The mere fictional depiction of Jewish traces found in Jordan led to the halt of an American movie that was about to be filmed in the country.
Jaber is about a young Bedouin boy who discovers a rock with Hebrew lettering during road construction in the area around the famous archaeological site Petra. The artifact, considered to be of great value, is hunted down by gangsters, governmental agencies as well as multiple organizations looking to get their hands on the "prize".
The plot of the international movie was not welcomed by Jordanians - and even actors in the movie - for portraying signs of Jewish history in Jordan, which they believe could result in territorial claims by Israelis.
"While there is ample archaeological evidence of a Jewish presence in Jordan, only an extreme-right fringe of Israeli society seeks both banks of the Jordan River as part of Israel. An overwhelming majority of Israelis make no claim to Jordanian land and place high value on the peace accord," AP reported.
Prime Minister Omar Al-Razzaz ordered the film's production to be paused until the script is fully revised.
In 1994, a peace accord between the Hashemite Kingdom of Jordan and "The State of Israel" was signed and is still in place to this day. Nevertheless, such topics are considered sensitive — which was proven true with the resignation of several actors, first of whom was Ali Elayan, an actor meant to play a Jordanian police officer.
"This is about historical rights and the political implications. It may be a fictional movie, but cinema is also a visual document – people believe what they see. To not only film in Jordan but to present this story with Arab hands reinforces these false facts and this is very dangerous," Elayan told The National.
Soon after backing out, the actor reported the contents of the script to the Jordanian Artists Association (JAA).
Sari al-Asaad, the former head of JAA, emphasized his stand on the matter, saying "we are not against Jews as Jews but we are against Israel as an occupying power which uses religion to take others' land."
Israel's Foreign Ministry made no public comments yet.
The Royal Film Commission (RFC) approved the film's production in Jordan — the same organization that approved Netflix's first Arabic original series Jinn and was criticized for it.
RFC is again under fire, though it has stated it does not have the authority to reject scripts but instead "encourages local productions, attracts foreign productions and facilitates production in general."
According to UK-based Jordanian director Muhyiedeen Qandour - director of Jaber also the author of the book of the same name - "many civilizations passed through historical Jordan.

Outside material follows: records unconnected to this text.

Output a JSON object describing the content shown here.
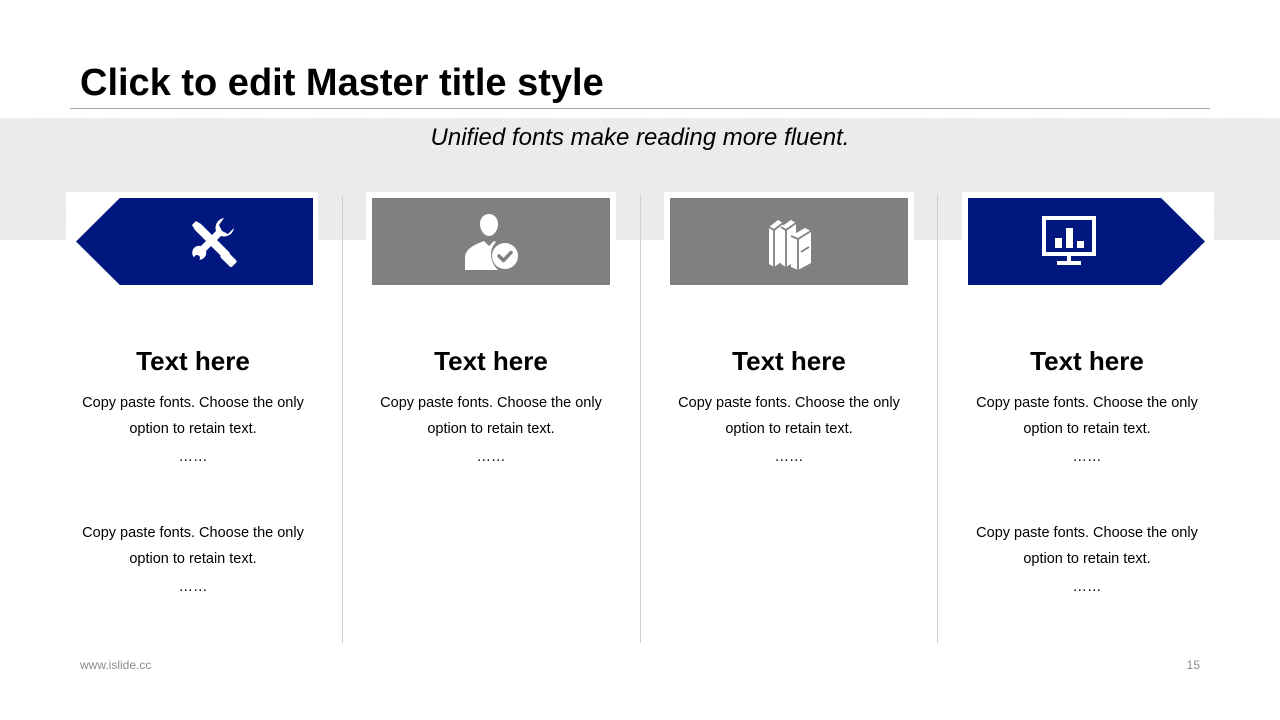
{
  "slide": {
    "title": "Click to edit Master title style",
    "subtitle": "Unified fonts make reading more fluent."
  },
  "theme": {
    "accent_blue": "#00177F",
    "accent_gray": "#808080",
    "band_gray": "#EEEEEE"
  },
  "columns": [
    {
      "icon": "tools-icon",
      "heading": "Text here",
      "paragraphs": [
        {
          "line1": "Copy paste fonts. Choose the only",
          "line2": "option to retain text.",
          "dots": "……"
        },
        {
          "line1": "Copy paste fonts. Choose the only",
          "line2": "option to retain text.",
          "dots": "……"
        }
      ]
    },
    {
      "icon": "user-check-icon",
      "heading": "Text here",
      "paragraphs": [
        {
          "line1": "Copy paste fonts. Choose the only",
          "line2": "option to retain text.",
          "dots": "……"
        }
      ]
    },
    {
      "icon": "books-icon",
      "heading": "Text here",
      "paragraphs": [
        {
          "line1": "Copy paste fonts. Choose the only",
          "line2": "option to retain text.",
          "dots": "……"
        }
      ]
    },
    {
      "icon": "presentation-chart-icon",
      "heading": "Text here",
      "paragraphs": [
        {
          "line1": "Copy paste fonts. Choose the only",
          "line2": "option to retain text.",
          "dots": "……"
        },
        {
          "line1": "Copy paste fonts. Choose the only",
          "line2": "option to retain text.",
          "dots": "……"
        }
      ]
    }
  ],
  "footer": {
    "website": "www.islide.cc",
    "page_number": "15"
  }
}
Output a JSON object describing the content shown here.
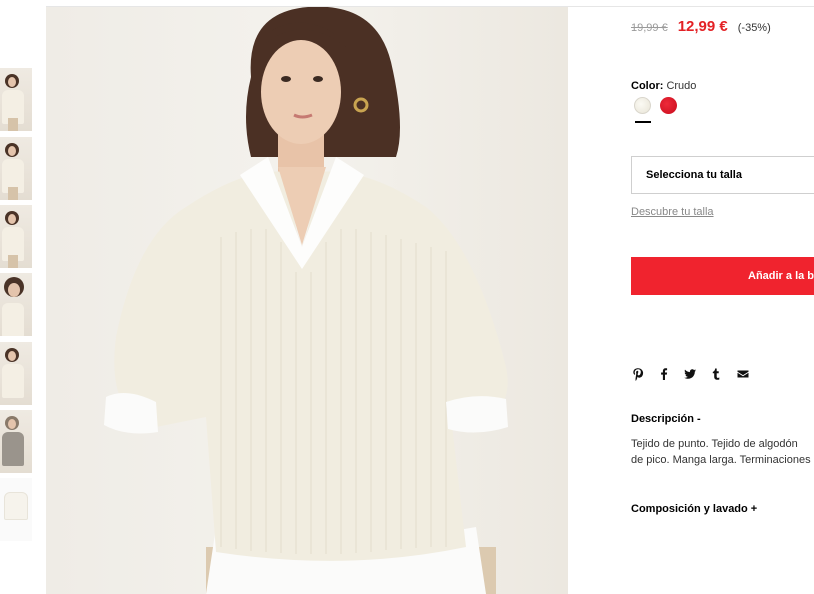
{
  "product": {
    "old_price": "19,99 €",
    "new_price": "12,99 €",
    "discount": "(-35%)",
    "color_label": "Color:",
    "color_name": "Crudo",
    "swatches": [
      "crudo",
      "rojo"
    ],
    "size_select": "Selecciona tu talla",
    "size_link": "Descubre tu talla",
    "add_button": "Añadir a la bolsa"
  },
  "share": [
    "pinterest-icon",
    "facebook-icon",
    "twitter-icon",
    "tumblr-icon",
    "email-icon"
  ],
  "description": {
    "title": "Descripción -",
    "line1": "Tejido de punto. Tejido de algodón",
    "line2": "de pico. Manga larga. Terminaciones"
  },
  "composition": {
    "title": "Composición y lavado +"
  },
  "colors": {
    "accent": "#f0232e",
    "price_red": "#e32125",
    "swatch_cream": "#f2efe4",
    "swatch_red": "#d8141f"
  }
}
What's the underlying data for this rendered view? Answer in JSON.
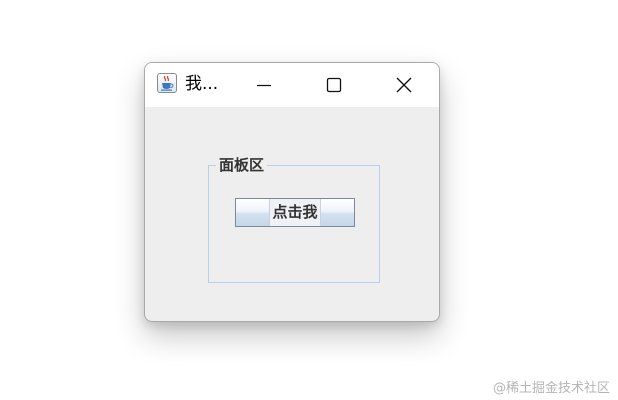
{
  "window": {
    "title": "我...",
    "app_icon": "java-coffee-cup-icon",
    "controls": {
      "minimize_icon": "minimize-icon",
      "maximize_icon": "maximize-icon",
      "close_icon": "close-icon"
    }
  },
  "panel": {
    "title": "面板区",
    "button_label": "点击我"
  },
  "watermark": {
    "text": "@稀土掘金技术社区"
  }
}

You don't see them now returning to claim parts of the country because they were here once in the past."
"The argument made by some about the movie is simply naive and even childish," Qandour added.
He also believes the true reason Elayan walked out on the movie and reported its script to the JAA is because he was "denied a bigger role."